Festivals always make me pensive. I think a lot of it has to do with the time I first started on my road to atheism, when festivals meant conflict. Yes, I know atheism is not incompatible with festivities. In fact, if one thinks dispassionately, festivities have less to do with religion and more to do with society. But in a society that is predominantly, and overtly religious, it’s hard to disassociate festivities from religion — even the “theological” part of religion, of untenable beliefs, and anachronistic rituals.
In a sense, all social customs, overtly religious or not, are potentially anachronistic, because they are all rooted in specifics that either have, or could, change with time. In Zen and the Art of Motorcycle Maintenance, Robert M. Pirsig (or was that in Lila?) has a very interesting take on this. He introduces a static vs dynamic “quality” differentiation (while refusing to define quality, but that’s another matter). Static quality is all social customs, beliefs, with their inherent “stickiness”. This comes from early initiation, and unquestioned obedience (okay he may not have said it, as it’s been years since I read it, but …) This static quality is really what makes society society. Because in its absence, there is no continuity, no sense of “belonging”, no common identity. One can’t identify with a constant flux. You need static quality to survive as a group. Dynamic quality on the other hand, is by definition, threatening this very stability. But without dynamic quality, you cannot adapt to changing situations. It’s like there is no “cultural evolution”. So memes are like static quality, and mutations are dynamic quality, one can say.
Back to the “conflict”, then, as an atheist, one is fundamentally disconnected to the religious rituals, for them to make any sense — especially for oneself. And yet, these rituals seem to bind people around you into a quasi-happy group. I mean, random people seem to be more gracious to each other during festivals. But to perform a ritual without identifying with it seems like a cop out, especially in the early days of atheism, when one still hasn’t acquired the escape velocity, and is likely to be mindful of being pulled back. Not participating in a ritual is like breaking a social contract. Suddenly you’re rejecting that communal (in the social, not religious, much maligned sense) experience, that so many around you seem to share. And depending upon the level of their involvement, they get hurt, angered, dejected, frustrated … The very same people, who are your world up to that point.
The thing with any conversion (and renunciation of religious belief is one) is that the recently converted are more zealous about their newly found faith (or lack of it). And so, it’s sometimes difficult to see, in that phase, that those people around you, who are actually participating in the religious rituals aren’t necessarily believing in them any more than as a long standing communal activity — like a tea club. It’s the ritual that matters — participating in the ritual, with others — not what it was intended to be, once.

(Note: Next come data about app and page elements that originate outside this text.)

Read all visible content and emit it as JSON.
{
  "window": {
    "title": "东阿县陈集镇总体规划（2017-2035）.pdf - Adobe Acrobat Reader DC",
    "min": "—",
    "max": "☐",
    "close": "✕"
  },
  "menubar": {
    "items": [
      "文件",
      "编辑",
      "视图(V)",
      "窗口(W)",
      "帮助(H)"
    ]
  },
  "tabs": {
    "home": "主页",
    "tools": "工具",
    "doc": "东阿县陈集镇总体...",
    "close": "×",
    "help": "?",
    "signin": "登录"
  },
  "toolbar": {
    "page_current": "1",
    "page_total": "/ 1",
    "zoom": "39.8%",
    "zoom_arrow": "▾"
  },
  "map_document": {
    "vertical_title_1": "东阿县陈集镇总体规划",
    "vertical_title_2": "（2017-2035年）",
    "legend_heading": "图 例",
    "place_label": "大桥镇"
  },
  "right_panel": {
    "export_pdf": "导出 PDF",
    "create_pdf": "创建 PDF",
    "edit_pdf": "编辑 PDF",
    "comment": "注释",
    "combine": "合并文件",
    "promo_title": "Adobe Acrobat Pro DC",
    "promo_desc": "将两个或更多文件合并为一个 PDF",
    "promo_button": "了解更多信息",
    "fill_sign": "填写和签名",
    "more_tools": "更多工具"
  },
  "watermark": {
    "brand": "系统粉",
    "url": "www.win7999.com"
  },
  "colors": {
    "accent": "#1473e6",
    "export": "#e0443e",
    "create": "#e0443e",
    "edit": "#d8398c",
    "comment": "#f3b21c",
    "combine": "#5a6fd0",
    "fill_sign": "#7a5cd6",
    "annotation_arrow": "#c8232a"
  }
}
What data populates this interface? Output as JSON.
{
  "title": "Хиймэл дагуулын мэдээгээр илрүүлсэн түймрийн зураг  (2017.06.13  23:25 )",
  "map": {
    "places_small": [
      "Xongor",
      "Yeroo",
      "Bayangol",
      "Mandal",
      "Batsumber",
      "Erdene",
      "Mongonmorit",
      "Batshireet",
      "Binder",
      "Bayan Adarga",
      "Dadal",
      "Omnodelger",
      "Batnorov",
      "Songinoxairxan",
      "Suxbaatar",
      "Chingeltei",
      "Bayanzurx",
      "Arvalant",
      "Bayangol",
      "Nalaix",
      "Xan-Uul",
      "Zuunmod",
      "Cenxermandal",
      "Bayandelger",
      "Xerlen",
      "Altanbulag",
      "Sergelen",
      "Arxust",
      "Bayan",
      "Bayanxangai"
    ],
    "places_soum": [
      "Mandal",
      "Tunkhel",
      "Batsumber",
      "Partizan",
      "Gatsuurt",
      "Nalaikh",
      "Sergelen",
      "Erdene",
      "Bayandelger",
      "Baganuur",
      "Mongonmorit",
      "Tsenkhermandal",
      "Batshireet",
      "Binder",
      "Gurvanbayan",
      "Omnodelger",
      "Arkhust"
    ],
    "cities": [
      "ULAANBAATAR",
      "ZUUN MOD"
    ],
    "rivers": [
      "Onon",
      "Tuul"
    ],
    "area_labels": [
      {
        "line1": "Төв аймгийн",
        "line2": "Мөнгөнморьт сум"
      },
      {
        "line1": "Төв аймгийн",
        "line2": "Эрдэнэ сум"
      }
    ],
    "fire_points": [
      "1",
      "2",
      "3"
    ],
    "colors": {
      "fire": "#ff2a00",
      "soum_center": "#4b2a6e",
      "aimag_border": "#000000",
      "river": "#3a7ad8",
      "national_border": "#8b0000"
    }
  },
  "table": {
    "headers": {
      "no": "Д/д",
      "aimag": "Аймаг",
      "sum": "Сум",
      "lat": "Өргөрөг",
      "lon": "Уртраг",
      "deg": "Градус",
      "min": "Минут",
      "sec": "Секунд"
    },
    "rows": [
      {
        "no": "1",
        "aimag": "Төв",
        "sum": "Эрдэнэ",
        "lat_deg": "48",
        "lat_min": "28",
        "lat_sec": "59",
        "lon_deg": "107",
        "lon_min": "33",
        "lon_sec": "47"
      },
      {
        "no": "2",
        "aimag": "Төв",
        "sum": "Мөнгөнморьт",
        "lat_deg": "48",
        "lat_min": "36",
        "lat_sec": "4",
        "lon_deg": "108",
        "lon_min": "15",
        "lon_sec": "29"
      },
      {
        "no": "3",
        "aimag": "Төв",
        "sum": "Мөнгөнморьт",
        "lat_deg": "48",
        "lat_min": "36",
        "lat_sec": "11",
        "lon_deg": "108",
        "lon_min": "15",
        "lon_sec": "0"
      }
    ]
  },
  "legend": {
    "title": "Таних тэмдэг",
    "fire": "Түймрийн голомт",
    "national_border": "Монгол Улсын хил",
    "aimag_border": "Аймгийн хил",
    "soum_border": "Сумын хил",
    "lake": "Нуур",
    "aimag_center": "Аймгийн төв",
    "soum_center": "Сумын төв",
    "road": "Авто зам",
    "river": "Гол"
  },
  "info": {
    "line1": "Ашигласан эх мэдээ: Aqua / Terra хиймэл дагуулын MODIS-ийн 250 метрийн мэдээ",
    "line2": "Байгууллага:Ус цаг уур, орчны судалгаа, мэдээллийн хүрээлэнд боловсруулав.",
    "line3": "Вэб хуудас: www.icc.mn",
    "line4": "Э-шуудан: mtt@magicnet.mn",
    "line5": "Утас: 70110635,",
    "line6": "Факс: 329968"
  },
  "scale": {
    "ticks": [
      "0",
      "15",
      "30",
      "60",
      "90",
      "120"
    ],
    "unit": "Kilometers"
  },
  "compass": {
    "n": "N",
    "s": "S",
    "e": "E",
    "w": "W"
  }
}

And in a sense, what is anachronistic, is what one thinks people following it think of it.
Years later, as I’m much far more settled in my lack of belief, and as I raise a child of my own who, by all the leading indicators, is getting prepared to tread on a similar road, the issue of rituals takes on new dimensions. As we enter an era where life is turning more cosmopolitan, multi-religious, and multicultural, the “communal” has its different dimensions as well. But there are still the traditional groups — especially in Indian context where lot of families are still predominantly non-cosmopolitan, uni-cultural, uni-religious — and their sense of belonging, and identity, that’s on offer as a default “first” club. And like it or not, it’s a heritage that is for the taking, for the next generation. And which means, by refusing to participate in the shared rituals, one is risking estranging this next generation from those identities. It’s not that there is anything inherently wrong with that estrangement, but ideally, that should be their choice to make. And so the conflict continues.
So what exactly do festivals mean to me, now?
[To Be Continued]